• PROBLEM TO WORK ON: Gather all lines in the data that hold the string "Timestamps".

• DATA EXTRACT:
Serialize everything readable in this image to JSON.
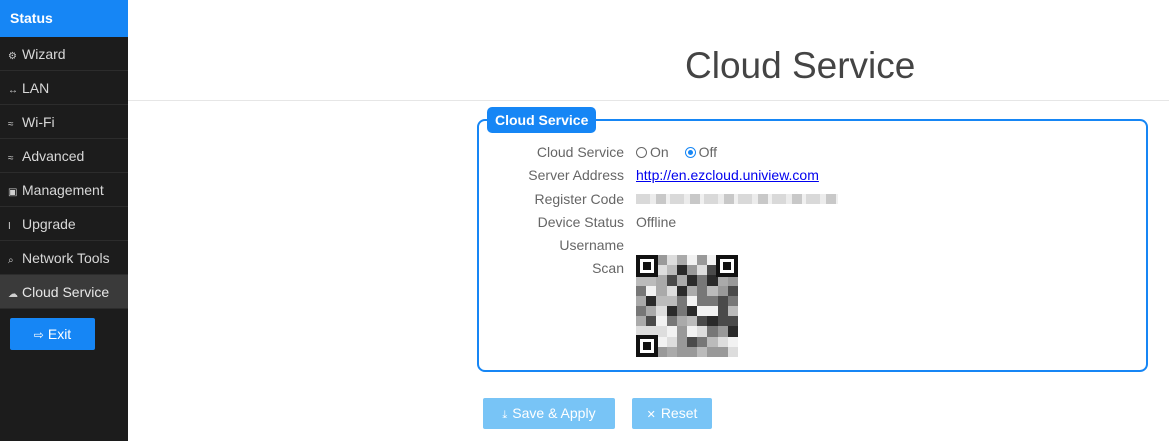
{
  "sidebar": {
    "status": "Status",
    "items": [
      {
        "icon": "⚙",
        "label": "Wizard",
        "active": false
      },
      {
        "icon": "↔",
        "label": "LAN",
        "active": false
      },
      {
        "icon": "≈",
        "label": "Wi-Fi",
        "active": false
      },
      {
        "icon": "≈",
        "label": "Advanced",
        "active": false
      },
      {
        "icon": "▣",
        "label": "Management",
        "active": false
      },
      {
        "icon": "I",
        "label": "Upgrade",
        "active": false
      },
      {
        "icon": "⌕",
        "label": "Network Tools",
        "active": false
      },
      {
        "icon": "☁",
        "label": "Cloud Service",
        "active": true
      }
    ],
    "exit_label": "Exit",
    "exit_icon": "⇨"
  },
  "header": {
    "title": "Cloud Service"
  },
  "section": {
    "legend": "Cloud Service",
    "fields": {
      "cloud_service_label": "Cloud Service",
      "option_on": "On",
      "option_off": "Off",
      "selected": "Off",
      "server_address_label": "Server Address",
      "server_address_value": "http://en.ezcloud.uniview.com",
      "register_code_label": "Register Code",
      "device_status_label": "Device Status",
      "device_status_value": "Offline",
      "username_label": "Username",
      "username_value": "",
      "scan_label": "Scan"
    }
  },
  "actions": {
    "save_label": "Save & Apply",
    "save_icon": "⤓",
    "reset_label": "Reset",
    "reset_icon": "✕"
  },
  "colors": {
    "accent": "#1686f5",
    "button_disabled": "#78c4f6",
    "sidebar_bg": "#1c1c1c"
  }
}
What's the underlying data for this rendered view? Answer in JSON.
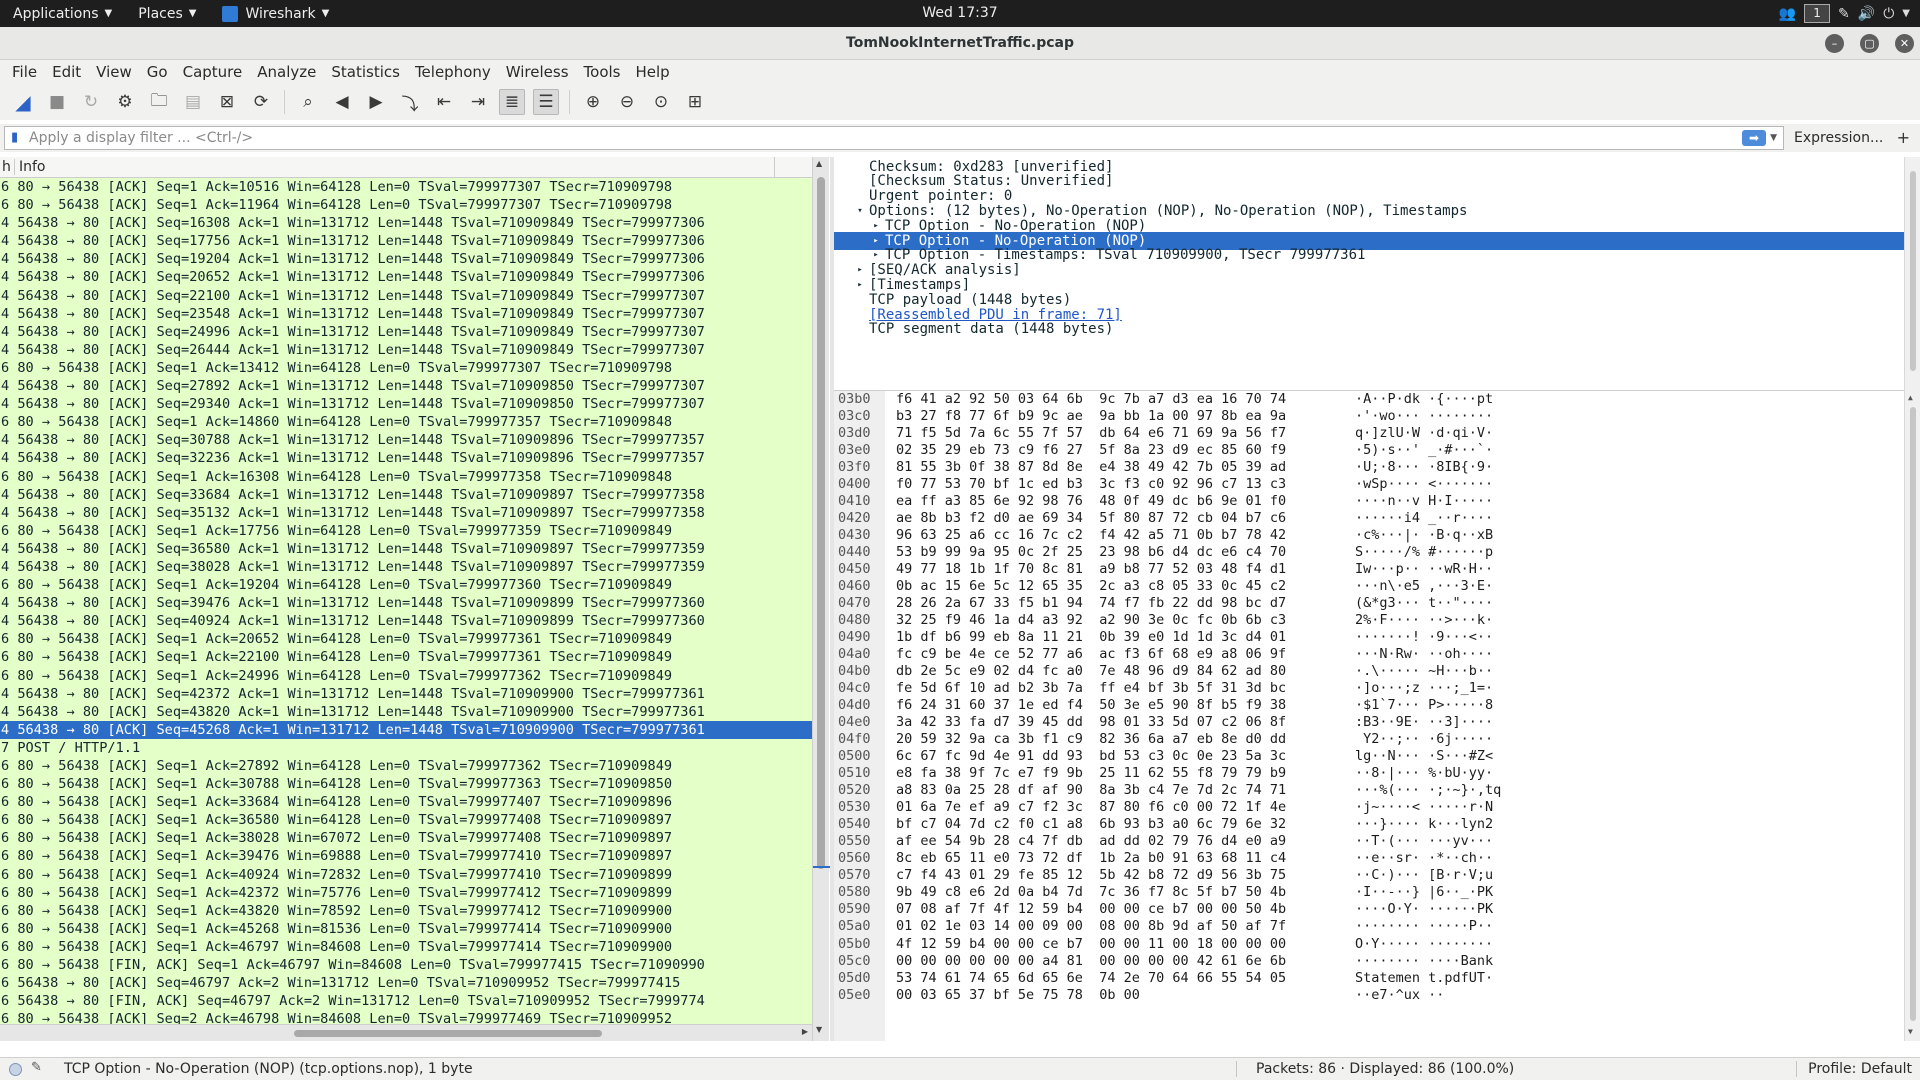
{
  "topbar": {
    "applications": "Applications",
    "places": "Places",
    "app": "Wireshark",
    "clock": "Wed 17:37",
    "workspace": "1"
  },
  "window": {
    "title": "TomNookInternetTraffic.pcap"
  },
  "menubar": [
    "File",
    "Edit",
    "View",
    "Go",
    "Capture",
    "Analyze",
    "Statistics",
    "Telephony",
    "Wireless",
    "Tools",
    "Help"
  ],
  "filter": {
    "placeholder": "Apply a display filter ... <Ctrl-/>",
    "expression": "Expression...",
    "add": "+"
  },
  "packet_list": {
    "header_col1": "h",
    "header_col2": "Info",
    "rows": [
      "6 80 → 56438 [ACK] Seq=1 Ack=10516 Win=64128 Len=0 TSval=799977307 TSecr=710909798",
      "6 80 → 56438 [ACK] Seq=1 Ack=11964 Win=64128 Len=0 TSval=799977307 TSecr=710909798",
      "4 56438 → 80 [ACK] Seq=16308 Ack=1 Win=131712 Len=1448 TSval=710909849 TSecr=799977306",
      "4 56438 → 80 [ACK] Seq=17756 Ack=1 Win=131712 Len=1448 TSval=710909849 TSecr=799977306",
      "4 56438 → 80 [ACK] Seq=19204 Ack=1 Win=131712 Len=1448 TSval=710909849 TSecr=799977306",
      "4 56438 → 80 [ACK] Seq=20652 Ack=1 Win=131712 Len=1448 TSval=710909849 TSecr=799977306",
      "4 56438 → 80 [ACK] Seq=22100 Ack=1 Win=131712 Len=1448 TSval=710909849 TSecr=799977307",
      "4 56438 → 80 [ACK] Seq=23548 Ack=1 Win=131712 Len=1448 TSval=710909849 TSecr=799977307",
      "4 56438 → 80 [ACK] Seq=24996 Ack=1 Win=131712 Len=1448 TSval=710909849 TSecr=799977307",
      "4 56438 → 80 [ACK] Seq=26444 Ack=1 Win=131712 Len=1448 TSval=710909849 TSecr=799977307",
      "6 80 → 56438 [ACK] Seq=1 Ack=13412 Win=64128 Len=0 TSval=799977307 TSecr=710909798",
      "4 56438 → 80 [ACK] Seq=27892 Ack=1 Win=131712 Len=1448 TSval=710909850 TSecr=799977307",
      "4 56438 → 80 [ACK] Seq=29340 Ack=1 Win=131712 Len=1448 TSval=710909850 TSecr=799977307",
      "6 80 → 56438 [ACK] Seq=1 Ack=14860 Win=64128 Len=0 TSval=799977357 TSecr=710909848",
      "4 56438 → 80 [ACK] Seq=30788 Ack=1 Win=131712 Len=1448 TSval=710909896 TSecr=799977357",
      "4 56438 → 80 [ACK] Seq=32236 Ack=1 Win=131712 Len=1448 TSval=710909896 TSecr=799977357",
      "6 80 → 56438 [ACK] Seq=1 Ack=16308 Win=64128 Len=0 TSval=799977358 TSecr=710909848",
      "4 56438 → 80 [ACK] Seq=33684 Ack=1 Win=131712 Len=1448 TSval=710909897 TSecr=799977358",
      "4 56438 → 80 [ACK] Seq=35132 Ack=1 Win=131712 Len=1448 TSval=710909897 TSecr=799977358",
      "6 80 → 56438 [ACK] Seq=1 Ack=17756 Win=64128 Len=0 TSval=799977359 TSecr=710909849",
      "4 56438 → 80 [ACK] Seq=36580 Ack=1 Win=131712 Len=1448 TSval=710909897 TSecr=799977359",
      "4 56438 → 80 [ACK] Seq=38028 Ack=1 Win=131712 Len=1448 TSval=710909897 TSecr=799977359",
      "6 80 → 56438 [ACK] Seq=1 Ack=19204 Win=64128 Len=0 TSval=799977360 TSecr=710909849",
      "4 56438 → 80 [ACK] Seq=39476 Ack=1 Win=131712 Len=1448 TSval=710909899 TSecr=799977360",
      "4 56438 → 80 [ACK] Seq=40924 Ack=1 Win=131712 Len=1448 TSval=710909899 TSecr=799977360",
      "6 80 → 56438 [ACK] Seq=1 Ack=20652 Win=64128 Len=0 TSval=799977361 TSecr=710909849",
      "6 80 → 56438 [ACK] Seq=1 Ack=22100 Win=64128 Len=0 TSval=799977361 TSecr=710909849",
      "6 80 → 56438 [ACK] Seq=1 Ack=24996 Win=64128 Len=0 TSval=799977362 TSecr=710909849",
      "4 56438 → 80 [ACK] Seq=42372 Ack=1 Win=131712 Len=1448 TSval=710909900 TSecr=799977361",
      "4 56438 → 80 [ACK] Seq=43820 Ack=1 Win=131712 Len=1448 TSval=710909900 TSecr=799977361",
      "4 56438 → 80 [ACK] Seq=45268 Ack=1 Win=131712 Len=1448 TSval=710909900 TSecr=799977361",
      "7 POST / HTTP/1.1",
      "6 80 → 56438 [ACK] Seq=1 Ack=27892 Win=64128 Len=0 TSval=799977362 TSecr=710909849",
      "6 80 → 56438 [ACK] Seq=1 Ack=30788 Win=64128 Len=0 TSval=799977363 TSecr=710909850",
      "6 80 → 56438 [ACK] Seq=1 Ack=33684 Win=64128 Len=0 TSval=799977407 TSecr=710909896",
      "6 80 → 56438 [ACK] Seq=1 Ack=36580 Win=64128 Len=0 TSval=799977408 TSecr=710909897",
      "6 80 → 56438 [ACK] Seq=1 Ack=38028 Win=67072 Len=0 TSval=799977408 TSecr=710909897",
      "6 80 → 56438 [ACK] Seq=1 Ack=39476 Win=69888 Len=0 TSval=799977410 TSecr=710909897",
      "6 80 → 56438 [ACK] Seq=1 Ack=40924 Win=72832 Len=0 TSval=799977410 TSecr=710909899",
      "6 80 → 56438 [ACK] Seq=1 Ack=42372 Win=75776 Len=0 TSval=799977412 TSecr=710909899",
      "6 80 → 56438 [ACK] Seq=1 Ack=43820 Win=78592 Len=0 TSval=799977412 TSecr=710909900",
      "6 80 → 56438 [ACK] Seq=1 Ack=45268 Win=81536 Len=0 TSval=799977414 TSecr=710909900",
      "6 80 → 56438 [ACK] Seq=1 Ack=46797 Win=84608 Len=0 TSval=799977414 TSecr=710909900",
      "6 80 → 56438 [FIN, ACK] Seq=1 Ack=46797 Win=84608 Len=0 TSval=799977415 TSecr=71090990",
      "6 56438 → 80 [ACK] Seq=46797 Ack=2 Win=131712 Len=0 TSval=710909952 TSecr=799977415",
      "6 56438 → 80 [FIN, ACK] Seq=46797 Ack=2 Win=131712 Len=0 TSval=710909952 TSecr=7999774",
      "6 80 → 56438 [ACK] Seq=2 Ack=46798 Win=84608 Len=0 TSval=799977469 TSecr=710909952"
    ],
    "selected_index": 30
  },
  "details": {
    "rows": [
      {
        "indent": 0,
        "toggle": "",
        "text": "Checksum: 0xd283 [unverified]"
      },
      {
        "indent": 0,
        "toggle": "",
        "text": "[Checksum Status: Unverified]"
      },
      {
        "indent": 0,
        "toggle": "",
        "text": "Urgent pointer: 0"
      },
      {
        "indent": 0,
        "toggle": "▾",
        "text": "Options: (12 bytes), No-Operation (NOP), No-Operation (NOP), Timestamps"
      },
      {
        "indent": 1,
        "toggle": "▸",
        "text": "TCP Option - No-Operation (NOP)"
      },
      {
        "indent": 1,
        "toggle": "▸",
        "text": "TCP Option - No-Operation (NOP)",
        "selected": true
      },
      {
        "indent": 1,
        "toggle": "▸",
        "text": "TCP Option - Timestamps: TSval 710909900, TSecr 799977361"
      },
      {
        "indent": 0,
        "toggle": "▸",
        "text": "[SEQ/ACK analysis]"
      },
      {
        "indent": 0,
        "toggle": "▸",
        "text": "[Timestamps]"
      },
      {
        "indent": 0,
        "toggle": "",
        "text": "TCP payload (1448 bytes)"
      },
      {
        "indent": 0,
        "toggle": "",
        "text": "[Reassembled PDU in frame: 71]",
        "link": true
      },
      {
        "indent": 0,
        "toggle": "",
        "text": "TCP segment data (1448 bytes)"
      }
    ]
  },
  "bytes": {
    "offsets": [
      "03b0",
      "03c0",
      "03d0",
      "03e0",
      "03f0",
      "0400",
      "0410",
      "0420",
      "0430",
      "0440",
      "0450",
      "0460",
      "0470",
      "0480",
      "0490",
      "04a0",
      "04b0",
      "04c0",
      "04d0",
      "04e0",
      "04f0",
      "0500",
      "0510",
      "0520",
      "0530",
      "0540",
      "0550",
      "0560",
      "0570",
      "0580",
      "0590",
      "05a0",
      "05b0",
      "05c0",
      "05d0",
      "05e0"
    ],
    "hex": [
      "f6 41 a2 92 50 03 64 6b  9c 7b a7 d3 ea 16 70 74",
      "b3 27 f8 77 6f b9 9c ae  9a bb 1a 00 97 8b ea 9a",
      "71 f5 5d 7a 6c 55 7f 57  db 64 e6 71 69 9a 56 f7",
      "02 35 29 eb 73 c9 f6 27  5f 8a 23 d9 ec 85 60 f9",
      "81 55 3b 0f 38 87 8d 8e  e4 38 49 42 7b 05 39 ad",
      "f0 77 53 70 bf 1c ed b3  3c f3 c0 92 96 c7 13 c3",
      "ea ff a3 85 6e 92 98 76  48 0f 49 dc b6 9e 01 f0",
      "ae 8b b3 f2 d0 ae 69 34  5f 80 87 72 cb 04 b7 c6",
      "96 63 25 a6 cc 16 7c c2  f4 42 a5 71 0b b7 78 42",
      "53 b9 99 9a 95 0c 2f 25  23 98 b6 d4 dc e6 c4 70",
      "49 77 18 1b 1f 70 8c 81  a9 b8 77 52 03 48 f4 d1",
      "0b ac 15 6e 5c 12 65 35  2c a3 c8 05 33 0c 45 c2",
      "28 26 2a 67 33 f5 b1 94  74 f7 fb 22 dd 98 bc d7",
      "32 25 f9 46 1a d4 a3 92  a2 90 3e 0c fc 0b 6b c3",
      "1b df b6 99 eb 8a 11 21  0b 39 e0 1d 1d 3c d4 01",
      "fc c9 be 4e ce 52 77 a6  ac f3 6f 68 e9 a8 06 9f",
      "db 2e 5c e9 02 d4 fc a0  7e 48 96 d9 84 62 ad 80",
      "fe 5d 6f 10 ad b2 3b 7a  ff e4 bf 3b 5f 31 3d bc",
      "f6 24 31 60 37 1e ed f4  50 3e e5 90 8f b5 f9 38",
      "3a 42 33 fa d7 39 45 dd  98 01 33 5d 07 c2 06 8f",
      "20 59 32 9a ca 3b f1 c9  82 36 6a a7 eb 8e d0 dd",
      "6c 67 fc 9d 4e 91 dd 93  bd 53 c3 0c 0e 23 5a 3c",
      "e8 fa 38 9f 7c e7 f9 9b  25 11 62 55 f8 79 79 b9",
      "a8 83 0a 25 28 df af 90  8a 3b c4 7e 7d 2c 74 71",
      "01 6a 7e ef a9 c7 f2 3c  87 80 f6 c0 00 72 1f 4e",
      "bf c7 04 7d c2 f0 c1 a8  6b 93 b3 a0 6c 79 6e 32",
      "af ee 54 9b 28 c4 7f db  ad dd 02 79 76 d4 e0 a9",
      "8c eb 65 11 e0 73 72 df  1b 2a b0 91 63 68 11 c4",
      "c7 f4 43 01 29 fe 85 12  5b 42 b8 72 d9 56 3b 75",
      "9b 49 c8 e6 2d 0a b4 7d  7c 36 f7 8c 5f b7 50 4b",
      "07 08 af 7f 4f 12 59 b4  00 00 ce b7 00 00 50 4b",
      "01 02 1e 03 14 00 09 00  08 00 8b 9d af 50 af 7f",
      "4f 12 59 b4 00 00 ce b7  00 00 11 00 18 00 00 00",
      "00 00 00 00 00 00 a4 81  00 00 00 00 42 61 6e 6b",
      "53 74 61 74 65 6d 65 6e  74 2e 70 64 66 55 54 05",
      "00 03 65 37 bf 5e 75 78  0b 00"
    ],
    "ascii": [
      "·A··P·dk ·{····pt",
      "·'·wo··· ········",
      "q·]zlU·W ·d·qi·V·",
      "·5)·s··' _·#···`·",
      "·U;·8··· ·8IB{·9·",
      "·wSp···· <·······",
      "····n··v H·I·····",
      "······i4 _··r····",
      "·c%···|· ·B·q··xB",
      "S·····/% #······p",
      "Iw···p·· ··wR·H··",
      "···n\\·e5 ,···3·E·",
      "(&*g3··· t··\"····",
      "2%·F···· ··>···k·",
      "·······! ·9···<··",
      "···N·Rw· ··oh····",
      "·.\\····· ~H···b··",
      "·]o···;z ···;_1=·",
      "·$1`7··· P>·····8",
      ":B3··9E· ··3]····",
      " Y2··;·· ·6j·····",
      "lg··N··· ·S···#Z<",
      "··8·|··· %·bU·yy·",
      "···%(··· ·;·~}·,tq",
      "·j~····< ·····r·N",
      "···}···· k···lyn2",
      "··T·(··· ···yv···",
      "··e··sr· ·*··ch··",
      "··C·)··· [B·r·V;u",
      "·I··-··} |6··_·PK",
      "····O·Y· ······PK",
      "········ ·····P··",
      "O·Y····· ········",
      "········ ····Bank",
      "Statemen t.pdfUT·",
      "··e7·^ux ··"
    ]
  },
  "status": {
    "message": "TCP Option - No-Operation (NOP) (tcp.options.nop), 1 byte",
    "packets": "Packets: 86 · Displayed: 86 (100.0%)",
    "profile": "Profile: Default"
  }
}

• RESPONSE AREA:
        "text": "Options: (12 bytes), No-Operation (NOP), No-Operation (NOP), Timestamps"
        "text": "TCP Option - Timestamps: TSval 710909900, TSecr 799977361"
        "text": "[Timestamps]"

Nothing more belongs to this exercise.